This book is also rare in that I only downloaded it to read one chapter, the chapter on Exodus. It was recommended by a fellow pastor who found that chapter to helpful in preaching about Shiphrah and Puah in Exodus 1.
But after reading Ecblad’s take on Exodus 1, I couldn’t help but peruse the other 8 chapters about his experiences reading Scripture with immigrants, inmates and third world citizens.
At times the book is tedious. At other times it is repetitive. And some times it gets a little bit too preachy. But at the very least Ecblad has found a clever way to introduce readers to a liberation reading of Scripture.

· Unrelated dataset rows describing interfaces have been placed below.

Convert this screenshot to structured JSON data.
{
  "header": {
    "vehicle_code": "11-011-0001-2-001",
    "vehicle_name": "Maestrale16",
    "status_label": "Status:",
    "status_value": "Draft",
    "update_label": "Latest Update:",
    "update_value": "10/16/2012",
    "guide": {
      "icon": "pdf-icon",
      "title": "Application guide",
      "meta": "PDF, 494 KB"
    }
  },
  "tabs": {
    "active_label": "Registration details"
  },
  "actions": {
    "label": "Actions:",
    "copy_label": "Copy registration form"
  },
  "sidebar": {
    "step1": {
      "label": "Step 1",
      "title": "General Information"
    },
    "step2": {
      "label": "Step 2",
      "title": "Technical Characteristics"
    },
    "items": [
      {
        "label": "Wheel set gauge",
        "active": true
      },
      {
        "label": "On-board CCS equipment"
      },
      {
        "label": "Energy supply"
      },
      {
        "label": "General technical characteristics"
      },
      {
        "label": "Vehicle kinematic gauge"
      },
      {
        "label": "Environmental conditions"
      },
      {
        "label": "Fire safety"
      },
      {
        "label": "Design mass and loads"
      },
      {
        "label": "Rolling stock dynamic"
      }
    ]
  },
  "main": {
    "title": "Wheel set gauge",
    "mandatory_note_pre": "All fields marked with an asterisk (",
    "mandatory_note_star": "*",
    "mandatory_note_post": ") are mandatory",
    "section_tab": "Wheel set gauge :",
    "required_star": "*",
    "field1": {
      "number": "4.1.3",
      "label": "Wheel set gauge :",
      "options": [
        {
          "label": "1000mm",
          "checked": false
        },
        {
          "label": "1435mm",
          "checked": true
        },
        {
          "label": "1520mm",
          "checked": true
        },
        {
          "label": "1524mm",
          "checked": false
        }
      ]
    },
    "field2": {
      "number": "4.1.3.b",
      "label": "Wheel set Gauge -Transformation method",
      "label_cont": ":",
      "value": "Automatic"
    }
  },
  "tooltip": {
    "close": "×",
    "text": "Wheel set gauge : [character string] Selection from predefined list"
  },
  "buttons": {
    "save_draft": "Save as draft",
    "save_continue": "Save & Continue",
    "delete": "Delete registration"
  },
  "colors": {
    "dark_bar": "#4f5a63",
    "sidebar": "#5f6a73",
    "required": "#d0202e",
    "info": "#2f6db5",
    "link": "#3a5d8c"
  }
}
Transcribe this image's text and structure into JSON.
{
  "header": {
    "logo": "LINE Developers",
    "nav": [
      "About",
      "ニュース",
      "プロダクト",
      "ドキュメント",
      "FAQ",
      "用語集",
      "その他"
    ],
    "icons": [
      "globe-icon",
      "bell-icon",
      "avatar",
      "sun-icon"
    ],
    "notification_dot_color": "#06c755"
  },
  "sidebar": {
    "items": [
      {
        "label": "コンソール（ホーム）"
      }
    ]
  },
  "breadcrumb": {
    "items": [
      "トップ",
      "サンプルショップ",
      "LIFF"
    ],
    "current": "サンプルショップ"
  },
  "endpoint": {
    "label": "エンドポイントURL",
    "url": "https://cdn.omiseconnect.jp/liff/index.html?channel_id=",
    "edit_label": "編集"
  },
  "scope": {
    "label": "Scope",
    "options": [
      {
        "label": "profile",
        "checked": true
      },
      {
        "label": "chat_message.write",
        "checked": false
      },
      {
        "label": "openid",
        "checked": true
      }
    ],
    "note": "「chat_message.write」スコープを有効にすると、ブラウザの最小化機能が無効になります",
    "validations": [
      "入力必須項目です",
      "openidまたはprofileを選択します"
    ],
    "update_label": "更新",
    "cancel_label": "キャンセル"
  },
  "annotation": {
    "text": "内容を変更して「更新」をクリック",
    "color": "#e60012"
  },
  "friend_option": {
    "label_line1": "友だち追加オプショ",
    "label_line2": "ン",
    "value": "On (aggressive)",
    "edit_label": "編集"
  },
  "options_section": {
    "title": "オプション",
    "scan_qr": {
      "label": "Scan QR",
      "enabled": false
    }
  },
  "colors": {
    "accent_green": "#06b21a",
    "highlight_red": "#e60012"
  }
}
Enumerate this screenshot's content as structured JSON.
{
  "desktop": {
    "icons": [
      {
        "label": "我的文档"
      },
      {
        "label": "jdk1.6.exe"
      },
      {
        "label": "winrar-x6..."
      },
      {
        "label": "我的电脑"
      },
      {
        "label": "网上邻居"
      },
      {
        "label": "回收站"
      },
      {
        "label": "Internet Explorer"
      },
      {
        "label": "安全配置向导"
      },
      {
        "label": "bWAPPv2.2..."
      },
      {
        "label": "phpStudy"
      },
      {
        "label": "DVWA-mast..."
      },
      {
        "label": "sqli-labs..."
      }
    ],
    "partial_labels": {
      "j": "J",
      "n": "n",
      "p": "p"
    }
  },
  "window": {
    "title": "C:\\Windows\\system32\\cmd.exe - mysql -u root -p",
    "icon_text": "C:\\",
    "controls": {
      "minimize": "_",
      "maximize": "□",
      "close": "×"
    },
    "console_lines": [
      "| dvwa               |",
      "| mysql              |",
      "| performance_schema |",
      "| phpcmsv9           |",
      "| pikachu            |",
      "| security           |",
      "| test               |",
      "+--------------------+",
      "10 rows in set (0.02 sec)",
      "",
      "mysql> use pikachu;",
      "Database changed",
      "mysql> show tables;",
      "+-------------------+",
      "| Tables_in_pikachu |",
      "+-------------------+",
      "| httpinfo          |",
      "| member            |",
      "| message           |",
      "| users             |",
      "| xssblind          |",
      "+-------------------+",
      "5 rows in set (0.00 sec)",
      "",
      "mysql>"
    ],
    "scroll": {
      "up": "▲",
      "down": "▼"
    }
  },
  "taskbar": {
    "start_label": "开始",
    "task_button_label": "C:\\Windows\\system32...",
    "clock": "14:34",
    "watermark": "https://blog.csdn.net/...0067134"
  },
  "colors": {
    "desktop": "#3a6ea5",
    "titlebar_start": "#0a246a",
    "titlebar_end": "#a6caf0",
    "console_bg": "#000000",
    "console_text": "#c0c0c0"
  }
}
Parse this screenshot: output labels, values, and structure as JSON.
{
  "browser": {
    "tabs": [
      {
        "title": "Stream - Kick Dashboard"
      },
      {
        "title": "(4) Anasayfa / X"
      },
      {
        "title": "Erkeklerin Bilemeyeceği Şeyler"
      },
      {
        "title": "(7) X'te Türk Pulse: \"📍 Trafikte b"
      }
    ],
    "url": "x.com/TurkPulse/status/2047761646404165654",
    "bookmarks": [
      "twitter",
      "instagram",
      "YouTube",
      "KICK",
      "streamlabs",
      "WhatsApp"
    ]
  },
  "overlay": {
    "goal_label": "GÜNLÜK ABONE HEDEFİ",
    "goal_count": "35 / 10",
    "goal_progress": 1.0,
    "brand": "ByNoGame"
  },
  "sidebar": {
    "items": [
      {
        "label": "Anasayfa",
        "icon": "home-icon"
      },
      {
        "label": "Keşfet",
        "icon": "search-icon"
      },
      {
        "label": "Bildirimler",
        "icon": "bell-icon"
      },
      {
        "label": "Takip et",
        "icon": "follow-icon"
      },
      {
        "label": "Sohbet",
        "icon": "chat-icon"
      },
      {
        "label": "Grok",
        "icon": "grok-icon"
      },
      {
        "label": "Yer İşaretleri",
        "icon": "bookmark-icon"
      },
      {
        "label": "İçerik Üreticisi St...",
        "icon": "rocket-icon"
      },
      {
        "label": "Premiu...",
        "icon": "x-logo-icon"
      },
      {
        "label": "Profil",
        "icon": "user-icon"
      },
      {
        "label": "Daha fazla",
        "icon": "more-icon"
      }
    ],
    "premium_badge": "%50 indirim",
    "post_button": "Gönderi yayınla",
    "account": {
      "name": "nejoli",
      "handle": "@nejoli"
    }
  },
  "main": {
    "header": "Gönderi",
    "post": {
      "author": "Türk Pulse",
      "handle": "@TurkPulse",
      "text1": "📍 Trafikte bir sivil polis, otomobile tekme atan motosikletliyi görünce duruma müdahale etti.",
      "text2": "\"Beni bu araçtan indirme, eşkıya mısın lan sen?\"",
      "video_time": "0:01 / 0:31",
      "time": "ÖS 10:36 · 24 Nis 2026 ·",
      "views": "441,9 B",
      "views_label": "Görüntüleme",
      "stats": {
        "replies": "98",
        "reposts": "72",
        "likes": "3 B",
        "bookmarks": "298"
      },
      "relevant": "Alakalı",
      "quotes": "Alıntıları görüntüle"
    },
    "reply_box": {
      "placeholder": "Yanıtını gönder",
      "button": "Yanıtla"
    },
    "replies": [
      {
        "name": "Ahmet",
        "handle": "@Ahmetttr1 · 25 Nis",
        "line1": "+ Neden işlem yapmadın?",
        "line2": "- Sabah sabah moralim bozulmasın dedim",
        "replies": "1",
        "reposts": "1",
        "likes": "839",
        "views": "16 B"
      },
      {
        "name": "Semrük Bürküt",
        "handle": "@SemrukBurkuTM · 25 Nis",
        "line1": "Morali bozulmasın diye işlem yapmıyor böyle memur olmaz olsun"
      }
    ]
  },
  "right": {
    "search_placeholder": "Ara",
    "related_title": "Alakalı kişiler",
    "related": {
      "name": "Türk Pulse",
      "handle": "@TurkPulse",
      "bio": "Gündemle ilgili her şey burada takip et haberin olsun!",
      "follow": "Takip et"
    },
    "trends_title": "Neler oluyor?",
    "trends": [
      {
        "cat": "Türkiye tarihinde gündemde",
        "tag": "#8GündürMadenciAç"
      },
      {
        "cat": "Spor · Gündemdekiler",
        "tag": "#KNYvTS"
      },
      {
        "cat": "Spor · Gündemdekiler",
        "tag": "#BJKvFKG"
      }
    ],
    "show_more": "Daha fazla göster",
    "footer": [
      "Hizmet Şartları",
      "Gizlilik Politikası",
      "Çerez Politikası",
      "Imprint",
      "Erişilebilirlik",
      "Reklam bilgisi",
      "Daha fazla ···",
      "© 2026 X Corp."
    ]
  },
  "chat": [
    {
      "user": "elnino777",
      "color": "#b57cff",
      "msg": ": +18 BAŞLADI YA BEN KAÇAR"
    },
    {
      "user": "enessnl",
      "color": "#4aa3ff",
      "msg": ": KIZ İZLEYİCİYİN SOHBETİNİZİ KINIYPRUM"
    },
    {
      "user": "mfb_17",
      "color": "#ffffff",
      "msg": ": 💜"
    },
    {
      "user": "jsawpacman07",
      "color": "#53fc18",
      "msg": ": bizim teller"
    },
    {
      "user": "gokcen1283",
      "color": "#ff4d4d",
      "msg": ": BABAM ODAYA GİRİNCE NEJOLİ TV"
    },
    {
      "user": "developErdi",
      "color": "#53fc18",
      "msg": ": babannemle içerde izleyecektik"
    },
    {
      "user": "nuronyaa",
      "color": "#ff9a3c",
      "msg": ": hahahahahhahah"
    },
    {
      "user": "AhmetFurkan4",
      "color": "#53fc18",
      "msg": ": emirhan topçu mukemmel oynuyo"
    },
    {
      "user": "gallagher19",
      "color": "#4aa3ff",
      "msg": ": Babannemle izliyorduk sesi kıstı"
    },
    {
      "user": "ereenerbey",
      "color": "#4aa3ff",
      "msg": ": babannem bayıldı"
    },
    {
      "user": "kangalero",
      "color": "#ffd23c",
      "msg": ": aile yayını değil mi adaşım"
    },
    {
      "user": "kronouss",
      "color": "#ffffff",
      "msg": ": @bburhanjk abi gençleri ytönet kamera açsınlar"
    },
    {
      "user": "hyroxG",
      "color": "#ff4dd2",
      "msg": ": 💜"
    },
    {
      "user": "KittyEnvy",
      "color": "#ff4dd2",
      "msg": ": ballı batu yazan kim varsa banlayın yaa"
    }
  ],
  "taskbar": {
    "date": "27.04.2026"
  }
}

His chapters document conversations he has had in Bible studies with various groups where he helps the readers revisit colonial assumptions about the God who is on the side of the powers and embrace a God who is trying to free the oppressed from power.
With that said, this book played many different roles. At times it read like a biblical commentary in the catechism tradition. For example:
Q: Who does Jacob steal the blessing from?
Q: And what is the significance thereof?
A: Jacob was younger and therefore not deserving of blessing.
At other times the book reads like a social justice text giving great details about the lives of the oppressed in today’s world.
At other times the book reads like a how to in giving a Bible study with comments about asking questions and an incarnational approach that pretends to know little or nothing so as not to belittle or demean.
As for that last one, a few years ago I spent three months teaching in a federal penitentiary in Leavenworth, KS. How I got there and why I only lasted 3 months is a story for another day except to say that I failed miserably in all the ways where Ecblad succeeds.
At that point I had worked for about 6 months at a Rescue Mission and I mistakenly believed that inmates were the same as homeless men. I was very wrong on that assumption. The culture of prison is very different from the culture of the streets, though with some similarities.
As I read Ecblad’s book I found myself wishing I had read it before setting foot in Leavenworth. As he documents the social justice travesties of our day and describes his interpretive approach while giving out detailed biographies of inmates he has met, I found myself deeply lamenting my own failures over those 3 tortuous months. It would be a great text to give someone in that situation.
Now, if you will excuse me, I have some major tweaking to do to my Sunday School lesson!